Third, he said, "I will let you invest in the company--in the Standard--so that you'll know when you're working for the company, you're working for yourself." As a concept, that really made great sense, and it was very successful. Same thing with AT&T (T), who looked over their shoulder and said, "It's working for the Standard--we should do it, too." 401(k)s got their legitimacy, in part, by getting AT&T and the Standard Oil companies to come together and convert their thrift plans into 401(k) plans. So, people said, "If the best companies in the world are doing it, it must be fine for us." And that was the beginnings of the acceptance of 401(k). And then people made it a little bit easier and a little bit easier and a little bit easier to have access to those funds--just in case you ever needed it. I think we've gone too far. I think it's a shame that, today, you can say, "Here are my purposes: I want to make an addition on my home, or I want to remodel my kitchen." You can take money out.

"I want to pay for my children's education." There, I would think that was a good reason. But then if you had too much in credit card debt, you can pay off your credit cards by saying, "I'm going to take money out." That's part of the problem. The second part of the problem is that it used to be that people worked for one company for their careers. Now, many people work for five, six, or seven companies over a series of different times, and in the space of time between working for company A and company B, some young people are financing that interim period, having a wonderful time going on vacation, doing things they've always wanted to do, but they're spending the money that was set aside by them for their retirement.

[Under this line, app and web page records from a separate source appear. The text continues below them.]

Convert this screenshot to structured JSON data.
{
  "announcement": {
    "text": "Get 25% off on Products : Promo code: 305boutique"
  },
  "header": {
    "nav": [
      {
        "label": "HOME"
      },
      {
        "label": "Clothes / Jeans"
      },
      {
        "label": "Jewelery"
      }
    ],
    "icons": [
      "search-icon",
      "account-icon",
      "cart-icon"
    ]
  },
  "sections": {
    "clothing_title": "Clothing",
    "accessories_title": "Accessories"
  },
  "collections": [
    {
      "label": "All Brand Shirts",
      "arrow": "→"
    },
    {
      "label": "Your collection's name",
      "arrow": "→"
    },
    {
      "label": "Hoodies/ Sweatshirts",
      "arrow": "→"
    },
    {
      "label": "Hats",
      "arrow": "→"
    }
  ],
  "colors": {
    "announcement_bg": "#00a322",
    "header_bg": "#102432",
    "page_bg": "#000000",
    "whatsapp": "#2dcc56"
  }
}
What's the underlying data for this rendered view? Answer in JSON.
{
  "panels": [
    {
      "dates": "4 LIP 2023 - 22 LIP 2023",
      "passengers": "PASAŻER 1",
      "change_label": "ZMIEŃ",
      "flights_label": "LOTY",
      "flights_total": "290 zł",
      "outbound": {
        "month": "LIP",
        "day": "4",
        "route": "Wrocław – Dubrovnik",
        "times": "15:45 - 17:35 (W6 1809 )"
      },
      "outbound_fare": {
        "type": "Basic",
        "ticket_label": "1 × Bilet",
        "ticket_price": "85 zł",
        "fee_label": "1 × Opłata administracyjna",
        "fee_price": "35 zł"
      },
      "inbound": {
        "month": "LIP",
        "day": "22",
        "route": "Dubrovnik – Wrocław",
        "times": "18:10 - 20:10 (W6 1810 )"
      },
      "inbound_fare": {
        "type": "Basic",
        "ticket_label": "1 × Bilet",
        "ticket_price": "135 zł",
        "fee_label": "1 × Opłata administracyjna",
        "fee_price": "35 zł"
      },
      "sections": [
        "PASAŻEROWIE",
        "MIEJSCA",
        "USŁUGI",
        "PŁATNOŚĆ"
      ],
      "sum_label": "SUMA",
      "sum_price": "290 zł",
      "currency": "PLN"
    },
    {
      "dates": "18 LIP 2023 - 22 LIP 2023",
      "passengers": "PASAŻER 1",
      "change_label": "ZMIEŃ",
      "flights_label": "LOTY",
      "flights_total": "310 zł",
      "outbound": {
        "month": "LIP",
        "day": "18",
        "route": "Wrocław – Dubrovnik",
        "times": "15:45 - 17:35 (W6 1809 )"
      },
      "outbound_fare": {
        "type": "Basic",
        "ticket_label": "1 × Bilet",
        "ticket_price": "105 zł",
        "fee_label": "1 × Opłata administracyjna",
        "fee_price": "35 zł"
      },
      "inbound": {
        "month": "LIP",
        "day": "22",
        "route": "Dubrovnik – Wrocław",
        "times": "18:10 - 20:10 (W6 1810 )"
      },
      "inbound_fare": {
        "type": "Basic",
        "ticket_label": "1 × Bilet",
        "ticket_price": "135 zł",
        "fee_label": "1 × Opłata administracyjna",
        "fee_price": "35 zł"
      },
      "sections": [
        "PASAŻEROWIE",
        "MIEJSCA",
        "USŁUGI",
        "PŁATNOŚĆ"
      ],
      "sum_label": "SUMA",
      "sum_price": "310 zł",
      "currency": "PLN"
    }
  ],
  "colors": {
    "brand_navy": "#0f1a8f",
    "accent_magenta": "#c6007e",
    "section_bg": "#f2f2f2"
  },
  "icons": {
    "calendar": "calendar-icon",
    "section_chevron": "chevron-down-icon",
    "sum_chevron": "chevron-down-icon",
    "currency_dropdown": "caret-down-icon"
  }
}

When they get to be 75, 80, 85, or 90, that money is not going to be available--and that worries me. So, yes, it's a little bit of paternalism. Yes, it's a little bit of mother-knows-best, but I think it may make a lot of sense to make it a little bit harder here, there, and in other places to take money out. If you have a really good reason, fine. If it's a not-so-good reason, it's better to work toward the long term.

Benz: You made the point your the book, actually, that it's kind of perverse that we penalize people who do have true hardships, such as a medical need or something like that in which they need to tap their 401(k). You say that maybe they shouldn't face a penalty, but for more mainstream expenditures, there should be tighter limits.

Ellis: The idea of slapping people on the hand when they've got a terrible financial crisis that there's a solution to, it doesn't make sense. We say, "Yes, but we're going to hurt you on the way out." That's not America. That was a mistake, and we ought to correct that mistake. The penalty was intended to keep people from using it for less important things, but it's not working. Almost nobody pays attention to it. So, why don't we admit that's not working and set up a different set of limits on what you can do? Let's not hit people on the way out. Senator Elizabeth Warren did a very nice study when she was in law school on bankruptcies, and it turns out that half the people who go bankrupt, go bankrupt because of medical expenses. It just overwhelmed them financially. Well, avoiding bankruptcy might be a darn good reason to tap your 401(k).

Benz: Charley, this is such an important topic. You've written such a valuable book with a lot of, I think, terrific insights. Thank you so much for being here today with us.

Ellis: It's a real pleasure.

Benz: Thanks for watching. I'm Christine Benz for